The Sunday News
Dumisani Nsingo, Senior Reporter
THOUSANDS of workers who were retrenched when most companies embarked on massive job layoffs in the last two years are set to be re-engaged mainly in agro-processing companies that are gearing for increased productivity from the anticipated crop bumper harvest, Sunday News can reveal.
Although numbers that will be re-engaged could not be easily obtained last week as both industry and Government are assessing the anticipated yields that will be delivered for commercial purposes, the Government has already set the ball rolling by giving an order to the Grain Marketing Board to re-engage contract workers who were retrenched as the parastatal prepares to receive millions of tonnes of grain from farmers this season.
In addition, one of country’s largest companies, Cold Storage Company, which used to employ 1 500 permanent workers and thousands more contract workers across its estates and abattoirs, is set to come back to life after the National Social Security Authority (NSSA) has agreed a deal to resuscitate the Bulawayo headquartered company.
In separate interviews last week, captains of industry and senior Government officials all confirmed that the successful agriculture season which was beckoning was set to ignite massive employment opportunities especially in agriculture and its support industries. Agriculture, Mechanisation and Irrigation Development Minister Dr Joseph Made said GMB has already started re-engaging workers that it retrenched. GMB fired more than 1 200 workers in the last two years after business at the parastatal plummeted due to recurrent droughts the country was experiencing.
“With the massive crop yield we are anticipating and enormous grain expected to be delivered at GMB it’s only natural and logical that GMB re-engages its former workers on contract basis.
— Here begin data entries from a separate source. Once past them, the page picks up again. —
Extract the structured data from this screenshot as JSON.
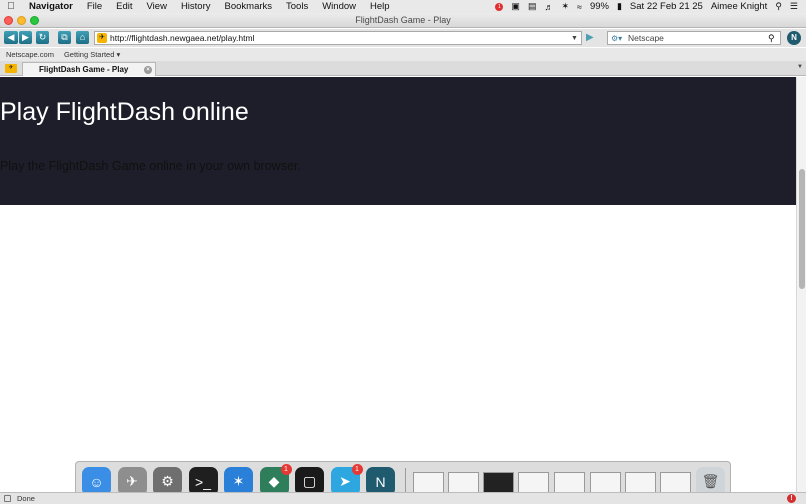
{
  "menubar": {
    "app_name": "Navigator",
    "items": [
      "File",
      "Edit",
      "View",
      "History",
      "Bookmarks",
      "Tools",
      "Window",
      "Help"
    ],
    "notification_count": "1",
    "battery": "99%",
    "datetime": "Sat 22 Feb  21 25",
    "user": "Aimee Knight"
  },
  "window": {
    "title": "FlightDash Game - Play"
  },
  "toolbar": {
    "url": "http://flightdash.newgaea.net/play.html",
    "search_placeholder": "Netscape"
  },
  "bookmarks": [
    "Netscape.com",
    "Getting Started ▾"
  ],
  "tab": {
    "label": "FlightDash Game - Play"
  },
  "page": {
    "heading": "Play FlightDash online",
    "subheading": "Play the FlightDash Game online in your own browser."
  },
  "dock": {
    "apps": [
      {
        "name": "finder-icon",
        "glyph": "☺",
        "color": "#3a8ee6"
      },
      {
        "name": "launchpad-icon",
        "glyph": "✈",
        "color": "#8e8e8e"
      },
      {
        "name": "system-preferences-icon",
        "glyph": "⚙",
        "color": "#6f6f6f"
      },
      {
        "name": "terminal-icon",
        "glyph": ">_",
        "color": "#1f1f1f"
      },
      {
        "name": "safari-icon",
        "glyph": "✶",
        "color": "#2a7fd8"
      },
      {
        "name": "security-shield-icon",
        "glyph": "◆",
        "color": "#2e7d5b",
        "badge": "1"
      },
      {
        "name": "square-app-icon",
        "glyph": "▢",
        "color": "#1a1a1a"
      },
      {
        "name": "telegram-icon",
        "glyph": "➤",
        "color": "#2ea6e0",
        "badge": "1"
      },
      {
        "name": "netscape-icon",
        "glyph": "N",
        "color": "#1f5a6e"
      }
    ]
  },
  "status": {
    "text": "Done"
  }
}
Obviously it can’t employ new people without the requisite skills.
“Over the years, GMB was taking in little grain that’s one of the reasons which led to it retrenching but this year we expect much improved grain deliveries, not only of maize but there are ground and round nuts as well as small grains such as millet and sorghum,” said Dr Made.
GMB acting general manager Mr Lawrence Jasi confirmed the recruitment exercise although he could not give figures.
“Yes, we were given the greenlight to employ but I cannot comment on the issue of our former employees. I haven’t been given authority to speak on that issue so I am afraid I can’t comment,” he said.
Dr Made, however, said the agriculture sector is set to lead in driving the Government agenda to provide employment to its people.
“There will be a number of satellite depots in various areas around the country and those will have to be manned by skilled personnel. GMB has silos with a capacity of three million tonnes and the loading automated so labour will be required.
“We need skilled people, the ones whom we trained. It’s not only GMB that is expected to employ but other companies in the agro-processing sector and there is even the construction of roads that will be done,” he said.
On CSC, Dr Made confirmed that NSSA has been brought in to revive the company and this week a new board to steer the company will be announced.
“Next week (this week) I will be announcing the CSC board and I can also confirm that NSSA will be injecting resources into the CSC so that we focus on the development of the livestock sector with particular interest in Matabeleland South and North, some parts of Midlands and Masvingo because these are predominantly livestock areas but the livestock programme is for the whole country,” said Dr Made.
He, however, could not be drawn into divulging how much NSSA would inject into CSC’s operations stating that such information would be announced in due course.
CSC has its biggest abattoir in Bulawayo which is one of the biggest in Africa and then others in Masvingo, Chinhoyi, Marondera and Kadoma. It also has a number of estates, some it has been leasing to private farmers. NSSA is a Government run pension fund with over $1 billion worth of assets under its management.
Industry and Commerce Deputy Minister Chiratidzo Mabuwa said Zimbabwe will revert back to become an agro-driven economy following the bumper harvest with a number of sectors set to benefit and also employ. She said sectors like transport will have to increase capacity to ferry the produce to markets.
“We are an agro-based economy and if we have a bumper harvest definitely it will turnaround our country’s economy…we will open value chains that were being suppressed by imports replacing with our own agro-business and that will also lead to job creation,” she said.
Zimbabwe cotton ginning companies, that had virtually closed are also expected to be revived and re-employ as the country is expecting improved cotton production this year following massive support from Government
Deputy Minister Mabuwa said, “Zimbabwe used to be one of the biggest producers of cotton lint in Africa but it had fallen to number six but with the anticipated bumper harvest and the Government’s support to the sector we expect to reclaim our position.”
Confederation of Zimbabwe Industries president Mr Busisa Moyo acknowledged that employment figures in the agricultural sector were expected to rise.
“The employment in agriculture and agro-processing companies is likely to increase. We need to complement this with local minimum content purchase rules so that those that are maniacal about imports do not undermine pricing of locally manufactured products,” he said.
Meanwhile, Dr Made has said his Ministry was engaging the Reserve Bank of Zimbabwe to increase withdrawal limits for cotton producers the same way it did for tobacco farmers recently.
Zimbabwe is expecting one of its best agriculture seasons after a number of initiatives were put in place to revive the sector.
Top of the initiatives are the Command Agriculture Programme and the Presidential Inputs Support Scheme which helped farmers both commercial and communal to access inputs. The country is expecting to 2,2 million tonnes of maize, enough to meet the country’s 1, 8 million tonnes for domestic needs. The Government also scaled up input support for the cotton farmers, with 400 000 households receiving free inputs covering a hectare each.